PPIs but not antibiotics hinder immune therapy
Further evidence has emerged to suggest that proton pump inhibitors may reduce the efficacy of immune checkpoint inhibitors.
A review of data from five RCTs (IMpower130, IMpower131, IMpower150, OAK and POPLAR) evaluating atezolizumab in advanced non-small cell lung cancer found that recent PPI use was associated with inferior OS and PFS efficacy. However, there was no evidence that participants who recently used an antibiotic had any reduction in atezolizumab efficacy.
In the pooled cohort of 4,458 participants with advanced NSCLC, the OS efficacy (HR 95% CI of atezolizumab vs comparator arms) was 1.00 for PPI users, compared to 0.76 for PPI non-users. Similarly the PFS efficacy was 0.93 vs 0.75, respectively, and the PPI effect was consistent across all trials. The study also identified PPI use being associated with lower pre-treatment counts of lymphocytes, CD19+ and CD16+CD56+ peripheral blood immune cells.
“Given approximately 30% of cancer patients use PPIs, there is an urgent need for evidence on the impacts of PPIs on the efficacy of other ICIs and for guidelines on the use of PPIs in patients considering ICIs,” said the study authors led by Dr Ash Hopkins from the Flinders Health and Medical Research Institute, Adelaide.
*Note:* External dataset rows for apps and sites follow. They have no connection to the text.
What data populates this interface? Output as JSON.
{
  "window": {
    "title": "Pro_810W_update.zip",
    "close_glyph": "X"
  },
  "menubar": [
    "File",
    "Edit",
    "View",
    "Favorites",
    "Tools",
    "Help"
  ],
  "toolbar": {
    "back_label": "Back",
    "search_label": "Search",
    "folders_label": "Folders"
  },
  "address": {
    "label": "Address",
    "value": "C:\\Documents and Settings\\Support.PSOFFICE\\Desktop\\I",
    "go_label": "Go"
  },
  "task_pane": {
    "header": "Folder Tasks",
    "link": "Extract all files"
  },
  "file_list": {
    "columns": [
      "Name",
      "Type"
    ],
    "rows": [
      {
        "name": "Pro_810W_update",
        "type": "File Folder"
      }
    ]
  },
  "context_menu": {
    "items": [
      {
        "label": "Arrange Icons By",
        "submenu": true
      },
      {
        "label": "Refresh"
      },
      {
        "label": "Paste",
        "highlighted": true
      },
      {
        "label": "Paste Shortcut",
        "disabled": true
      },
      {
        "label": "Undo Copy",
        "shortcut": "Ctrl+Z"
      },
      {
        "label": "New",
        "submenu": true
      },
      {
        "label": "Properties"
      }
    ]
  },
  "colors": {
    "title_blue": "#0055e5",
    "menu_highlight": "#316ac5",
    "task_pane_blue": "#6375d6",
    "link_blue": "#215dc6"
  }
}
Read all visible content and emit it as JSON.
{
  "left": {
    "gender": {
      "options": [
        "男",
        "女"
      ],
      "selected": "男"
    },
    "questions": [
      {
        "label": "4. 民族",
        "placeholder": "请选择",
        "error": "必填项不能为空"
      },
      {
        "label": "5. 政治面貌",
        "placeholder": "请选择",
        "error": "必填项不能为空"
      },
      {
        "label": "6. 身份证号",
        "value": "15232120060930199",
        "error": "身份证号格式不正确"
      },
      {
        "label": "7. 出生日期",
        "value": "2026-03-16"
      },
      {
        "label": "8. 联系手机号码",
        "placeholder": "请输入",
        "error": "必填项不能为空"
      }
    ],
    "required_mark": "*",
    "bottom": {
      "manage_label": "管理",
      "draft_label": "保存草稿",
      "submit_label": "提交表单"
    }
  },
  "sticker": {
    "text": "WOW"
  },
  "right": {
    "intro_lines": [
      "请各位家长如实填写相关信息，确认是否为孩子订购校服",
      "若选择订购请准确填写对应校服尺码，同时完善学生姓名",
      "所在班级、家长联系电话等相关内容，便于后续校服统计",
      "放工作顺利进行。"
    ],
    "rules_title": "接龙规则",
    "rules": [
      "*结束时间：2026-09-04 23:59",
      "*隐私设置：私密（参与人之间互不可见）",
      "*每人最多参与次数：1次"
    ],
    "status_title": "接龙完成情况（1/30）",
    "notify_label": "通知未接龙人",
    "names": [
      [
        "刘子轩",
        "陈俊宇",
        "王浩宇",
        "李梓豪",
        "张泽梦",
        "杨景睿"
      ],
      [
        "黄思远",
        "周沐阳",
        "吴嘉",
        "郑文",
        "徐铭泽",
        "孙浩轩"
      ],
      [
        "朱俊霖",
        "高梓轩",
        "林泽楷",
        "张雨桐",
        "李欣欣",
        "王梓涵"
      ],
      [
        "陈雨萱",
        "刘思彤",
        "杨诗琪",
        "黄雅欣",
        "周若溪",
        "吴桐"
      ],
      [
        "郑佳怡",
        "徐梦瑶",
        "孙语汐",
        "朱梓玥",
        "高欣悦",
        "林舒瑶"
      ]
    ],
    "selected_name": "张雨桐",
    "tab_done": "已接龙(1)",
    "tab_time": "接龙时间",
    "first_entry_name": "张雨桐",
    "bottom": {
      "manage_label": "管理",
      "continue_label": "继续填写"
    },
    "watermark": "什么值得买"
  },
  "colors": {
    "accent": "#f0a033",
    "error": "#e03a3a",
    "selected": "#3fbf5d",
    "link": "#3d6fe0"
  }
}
“Specifically, guidelines may consider calling for a review of PPI use prior to ICI initiation, and if no appropriate indication for PPI use is identified, consideration to ceasing the PPI may be warranted — this recommendation is based on research indicating that PPIs are overprescribed by up to 70%, seemingly from a perspective that they will do no harm.”
The findings are published in the Journal of Thoracic Oncology.
Lung cancer meeting scheduled for July
The Thoracic Oncology Group of Australasia (TOGA) will hold a face-to-face Annual Scientific Meeting in Sydney this July.
Scheduled for Thursday 21 to Friday 22 July, the meeting will be in a hybrid format and registrations will be available for in-person and online attendance.
According to TOGA, the meeting “will provide an opportunity to connect and collaborate with leaders from across the lung cancer community including science and research, respiratory medicine, medical oncology, radiation oncology, radiology, pathology, nursing, allied health, and patient involvement in research”.
“The aim is for us all to be able to come together to celebrate research successes and create new connections. I’m certainly looking forward to being able to meet with valued friends and colleagues in the lung cancer community,” said ASM convenor Dr Melissa Moore, medical oncologist at St Vincent’s Hospital, Sydney.
Non-invasive therapy to be trialled in HCC
Researchers in South Australia are set to trial a non-invasive treatment for inoperable early-stage liver cancer.
The SOCRATES (Standard Of Care versus RadioAblaTion in Early Stage HCC ) Study led by Professor Alan Wigg from Flinders University’s College of Medicine and Public Health, aims to test stereotactic ablative body radiotherapy (SABR), against percutaneous ablation.
“Studies have shown the current standard of care is not always successful, with the cancer likely to re-occur in over 30% of cases, and a number of people being unable to access the treatment in the first place, due to the size and position of the tumour,” said Professor Wigg.
“Currently, [radioablation] is considered experimental and only used once first line treatments have failed … However, preliminary research has shown that the treatment has the potential to control tumours with very few adverse events and can reach those that would not be treatable with percutaneous ablation, due to a tumour’s size or difficult location.”
The five-year trial will involve a collaboration between leading hepatologists, radiation oncologists and radiologists across 16 major Australian liver centres.
Professor Wigg said rates of HCC had increased 378% in the last 30 years, the second largest increase of any cancer type, while its mortality rate had the largest increase of any cancer.
“SABR can improve tumour control while at the same time its ability to be delivered in outpatient settings across fewer treatment sessions means it is also likely to be cost-effective and able to be rapidly adopted into clinical practice,” he said.